### Exercise prompt:
Search the entries below for "open" and copy each matching line.

### Data provided:
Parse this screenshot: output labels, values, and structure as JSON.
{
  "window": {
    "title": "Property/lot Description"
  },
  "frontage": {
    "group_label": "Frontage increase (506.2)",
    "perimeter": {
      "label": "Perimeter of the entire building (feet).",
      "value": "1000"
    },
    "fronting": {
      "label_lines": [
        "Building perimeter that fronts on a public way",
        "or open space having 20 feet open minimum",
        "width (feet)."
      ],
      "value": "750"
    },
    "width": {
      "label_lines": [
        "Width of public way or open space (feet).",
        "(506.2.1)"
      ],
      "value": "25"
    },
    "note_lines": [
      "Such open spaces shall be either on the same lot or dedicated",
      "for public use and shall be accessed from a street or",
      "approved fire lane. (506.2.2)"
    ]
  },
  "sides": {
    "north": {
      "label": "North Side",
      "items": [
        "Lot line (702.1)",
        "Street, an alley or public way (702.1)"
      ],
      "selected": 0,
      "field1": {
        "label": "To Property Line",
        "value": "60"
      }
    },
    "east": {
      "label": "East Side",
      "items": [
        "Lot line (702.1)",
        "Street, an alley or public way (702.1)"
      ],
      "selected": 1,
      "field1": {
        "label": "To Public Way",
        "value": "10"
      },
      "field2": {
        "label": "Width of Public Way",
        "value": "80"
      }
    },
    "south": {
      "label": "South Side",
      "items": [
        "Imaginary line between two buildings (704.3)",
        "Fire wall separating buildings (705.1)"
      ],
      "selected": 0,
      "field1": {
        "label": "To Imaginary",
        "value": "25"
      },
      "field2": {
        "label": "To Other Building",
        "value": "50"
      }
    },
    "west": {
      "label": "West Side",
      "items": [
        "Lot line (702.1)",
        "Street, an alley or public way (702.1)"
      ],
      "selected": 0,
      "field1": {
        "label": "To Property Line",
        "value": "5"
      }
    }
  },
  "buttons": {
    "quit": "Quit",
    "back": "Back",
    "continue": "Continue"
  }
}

### Task output:
        "or open space having 20 feet open minimum",
        "Width of public way or open space (feet).",
      "Such open spaces shall be either on the same lot or dedicated",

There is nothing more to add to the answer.